I’ll never forget the night I had a phone call with my cousin’s high school sweetheart. By now, he was a sophomore playing football at a Power 5 Division I school—and they were still together. As you can imagine, he also had the attention on campus that a football player of that caliber experiences—especially from the ladies.
But this guy was young and in love. He was focused on the girl of his dreams.
“Josh,” he said, “I want to marry McKenzi. I know she is the one for me.”
A sophomore in college—surely they’re too young to get married—especially in today’s culture, right?
Ask most parents of googly-eyed high school or college students and they agree, believing marriage before education to be preposterous. Even most high school sweethearts I know who confessed their desire to marry broke up in the first semester of college.
My cousin was only 20 years old at the time and also still in school, 200 miles away. I wasn’t about to put brakes on it. But I did have questions.
“Okay,” I responded, “we live in a day and age where marriage, especially in the environment you’re in, is not highly valued. Who will you surround yourselves with to help you grow together and stay committed?” I asked. “Do you have a church community or family nearby the two of you can connect to?”
As we walked through a list of questions on the phone that night, he impressed me. He thought very well through his decision to marry young.
That following year, they walked down the aisle—at just 21 years old. Christi and I took them out to dinner a few weeks prior to their wedding. Their character was impressive.
After three happy years together, their marriage reminds us:
Here are 5 sure-fire warning signs that you may be getting married “too” young.
- You believe marriage is when life really begins. There’s a reason Hallmark movies always end at the wedding. We’re enamored with the pursuit of “being in love.” If they began on the wedding day, these movies would struggle for ratings.
That’s because the pursuit of unconditional sacrificial love looks nothing like a Hallmark movie. Instead, it’s filled with crazy in-laws, financial difficulties, dirty laundry, and competing personalities under the same roof. And that—we assume—is before kids enter the picture.
- You’re getting married just to get out from under your parent’s roof.
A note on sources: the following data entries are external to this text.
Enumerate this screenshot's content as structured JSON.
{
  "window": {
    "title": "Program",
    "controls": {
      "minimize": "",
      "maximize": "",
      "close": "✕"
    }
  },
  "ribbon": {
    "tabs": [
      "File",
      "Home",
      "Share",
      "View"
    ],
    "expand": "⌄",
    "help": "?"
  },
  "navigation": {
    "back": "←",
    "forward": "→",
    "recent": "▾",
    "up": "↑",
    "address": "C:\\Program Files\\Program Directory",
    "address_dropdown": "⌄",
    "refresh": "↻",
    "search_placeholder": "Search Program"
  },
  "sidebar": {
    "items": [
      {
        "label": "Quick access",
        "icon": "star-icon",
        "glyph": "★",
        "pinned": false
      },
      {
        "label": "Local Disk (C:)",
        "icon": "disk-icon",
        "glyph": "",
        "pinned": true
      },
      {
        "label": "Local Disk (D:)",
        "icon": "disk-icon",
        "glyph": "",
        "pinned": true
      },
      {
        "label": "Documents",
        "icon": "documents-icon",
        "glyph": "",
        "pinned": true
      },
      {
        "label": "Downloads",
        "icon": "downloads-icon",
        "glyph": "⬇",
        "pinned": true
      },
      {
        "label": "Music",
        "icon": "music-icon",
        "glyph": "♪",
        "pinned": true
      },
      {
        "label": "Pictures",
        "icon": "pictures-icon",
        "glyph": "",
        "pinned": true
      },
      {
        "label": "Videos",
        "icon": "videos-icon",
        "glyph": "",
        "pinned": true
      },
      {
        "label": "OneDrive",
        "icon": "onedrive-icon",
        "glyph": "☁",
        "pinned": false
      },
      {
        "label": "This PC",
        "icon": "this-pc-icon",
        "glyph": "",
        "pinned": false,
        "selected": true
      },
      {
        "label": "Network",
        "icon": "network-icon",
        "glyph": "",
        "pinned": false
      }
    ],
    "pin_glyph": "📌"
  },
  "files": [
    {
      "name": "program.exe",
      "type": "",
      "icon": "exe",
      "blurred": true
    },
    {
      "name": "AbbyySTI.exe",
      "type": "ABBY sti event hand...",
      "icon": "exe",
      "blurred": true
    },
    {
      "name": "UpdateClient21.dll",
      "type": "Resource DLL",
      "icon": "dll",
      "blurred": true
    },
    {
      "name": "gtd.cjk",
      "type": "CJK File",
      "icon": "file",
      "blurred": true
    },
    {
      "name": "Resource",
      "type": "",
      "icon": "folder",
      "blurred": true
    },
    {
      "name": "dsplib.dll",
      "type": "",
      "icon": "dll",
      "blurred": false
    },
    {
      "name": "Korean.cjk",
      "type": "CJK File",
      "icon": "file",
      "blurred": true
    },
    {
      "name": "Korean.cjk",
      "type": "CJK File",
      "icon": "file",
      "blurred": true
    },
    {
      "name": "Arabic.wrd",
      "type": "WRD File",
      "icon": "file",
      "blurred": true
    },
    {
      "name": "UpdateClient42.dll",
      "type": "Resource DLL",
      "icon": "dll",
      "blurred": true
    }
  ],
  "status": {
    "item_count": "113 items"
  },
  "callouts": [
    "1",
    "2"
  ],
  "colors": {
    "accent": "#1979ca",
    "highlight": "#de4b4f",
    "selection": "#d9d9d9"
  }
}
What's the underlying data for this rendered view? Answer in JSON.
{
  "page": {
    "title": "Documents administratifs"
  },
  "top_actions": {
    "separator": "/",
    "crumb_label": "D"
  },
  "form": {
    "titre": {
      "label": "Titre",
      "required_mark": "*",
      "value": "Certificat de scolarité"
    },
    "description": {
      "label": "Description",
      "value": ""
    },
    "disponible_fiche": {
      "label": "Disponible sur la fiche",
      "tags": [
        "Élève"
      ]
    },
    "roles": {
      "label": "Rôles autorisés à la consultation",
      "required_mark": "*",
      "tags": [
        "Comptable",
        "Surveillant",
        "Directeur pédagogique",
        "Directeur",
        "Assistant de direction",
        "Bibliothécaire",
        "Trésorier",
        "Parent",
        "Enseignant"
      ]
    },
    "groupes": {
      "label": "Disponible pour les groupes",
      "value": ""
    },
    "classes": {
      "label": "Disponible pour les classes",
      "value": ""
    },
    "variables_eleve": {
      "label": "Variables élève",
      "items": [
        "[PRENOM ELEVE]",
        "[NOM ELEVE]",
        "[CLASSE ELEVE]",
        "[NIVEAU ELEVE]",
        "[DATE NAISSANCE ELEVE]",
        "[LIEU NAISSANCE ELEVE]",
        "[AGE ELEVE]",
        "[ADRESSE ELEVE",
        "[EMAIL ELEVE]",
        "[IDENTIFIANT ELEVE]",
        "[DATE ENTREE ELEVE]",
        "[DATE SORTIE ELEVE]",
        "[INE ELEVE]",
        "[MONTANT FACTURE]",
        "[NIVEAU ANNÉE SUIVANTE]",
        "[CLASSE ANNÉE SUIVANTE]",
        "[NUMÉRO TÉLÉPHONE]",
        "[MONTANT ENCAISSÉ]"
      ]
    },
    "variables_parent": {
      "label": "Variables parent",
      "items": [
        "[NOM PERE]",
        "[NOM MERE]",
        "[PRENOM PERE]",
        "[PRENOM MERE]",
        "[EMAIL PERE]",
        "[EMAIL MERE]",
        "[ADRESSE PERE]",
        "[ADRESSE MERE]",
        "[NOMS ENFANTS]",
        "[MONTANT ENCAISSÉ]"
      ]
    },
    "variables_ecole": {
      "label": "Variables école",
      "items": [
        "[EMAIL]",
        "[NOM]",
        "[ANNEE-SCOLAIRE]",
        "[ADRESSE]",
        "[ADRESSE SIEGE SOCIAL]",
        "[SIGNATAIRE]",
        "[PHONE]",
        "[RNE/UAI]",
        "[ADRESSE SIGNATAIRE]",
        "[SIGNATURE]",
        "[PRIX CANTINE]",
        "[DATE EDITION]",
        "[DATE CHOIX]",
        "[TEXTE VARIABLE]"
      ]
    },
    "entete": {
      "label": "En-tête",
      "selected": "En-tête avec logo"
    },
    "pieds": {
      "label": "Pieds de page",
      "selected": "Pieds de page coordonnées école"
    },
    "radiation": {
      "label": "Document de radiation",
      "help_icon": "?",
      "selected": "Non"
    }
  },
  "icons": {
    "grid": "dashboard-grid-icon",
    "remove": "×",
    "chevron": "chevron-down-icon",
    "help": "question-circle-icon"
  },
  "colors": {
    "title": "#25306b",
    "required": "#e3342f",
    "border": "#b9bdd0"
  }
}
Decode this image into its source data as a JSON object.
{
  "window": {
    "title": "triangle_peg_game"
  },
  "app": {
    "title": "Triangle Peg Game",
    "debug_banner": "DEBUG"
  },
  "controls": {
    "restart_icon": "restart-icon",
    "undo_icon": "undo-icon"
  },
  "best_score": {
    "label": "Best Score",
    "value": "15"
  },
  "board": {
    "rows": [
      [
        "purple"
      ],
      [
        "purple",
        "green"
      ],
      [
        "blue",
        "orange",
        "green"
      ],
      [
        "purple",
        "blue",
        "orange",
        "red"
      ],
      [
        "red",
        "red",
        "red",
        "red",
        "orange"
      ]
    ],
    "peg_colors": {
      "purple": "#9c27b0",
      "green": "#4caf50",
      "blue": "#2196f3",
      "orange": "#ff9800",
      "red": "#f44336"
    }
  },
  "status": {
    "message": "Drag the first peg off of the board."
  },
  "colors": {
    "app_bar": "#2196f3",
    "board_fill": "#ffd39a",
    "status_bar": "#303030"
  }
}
I meet with many young people who live in dysfunctional homes and simply want out. I understand wanting to get out of dysfunctional relationships, but if the primary reason for getting married is because it’s your ticket out from under your parent’s roof, you’re likely doing nothing more than continuing the generational cycle under your own. Instead, seek wise counsel.
- You’re not willing to be part of a community who supports your marriage. Just as I asked my cousin’s boyfriend at the time—who will you spend time with? Bad company corrupts good character (1 Cor. 15:33). Our culture today is not marriage-friendly, telling us if we no longer “feel” in love, it’s okay to look elsewhere.
If you want to get married young, you will need all the support you can get. That means we must be willing to let others into our business. Teachable couples pursue the support of their local church community and are willing to seek other older and wiser couples to mentor them. Having the support of your immediate family is also important.
- You can’t yet maintain a job. If you’re not old enough to get a job, you’re too young to get married. Okay, so that’s a no-brainer. But I’m not talking about child labor laws on this one. I’m referring to you or your potential spouse’s ability—as a capable adult—to maintain a job that will support your family. If you’re too lazy or not responsible enough to hold down a job, you’re not ready for marriage.
One of the top criteria for a young man to date my daughter will be whether or not he has held a steady job.
- You’re getting married only because you’re pregnant. Often, pressure from parents or friends to get married—usually to save face publically—makes this decision even worse. The last thing you want is to resent your decision because the marriage resulted from the pressure of others, not by your own desire. As both of you stay committed to becoming parents, take the time get to know each other and plug into community together (see #3).
Marriages fall apart because of deep character issues, not because of surface issues, chemistry or compatibility. Character is everything.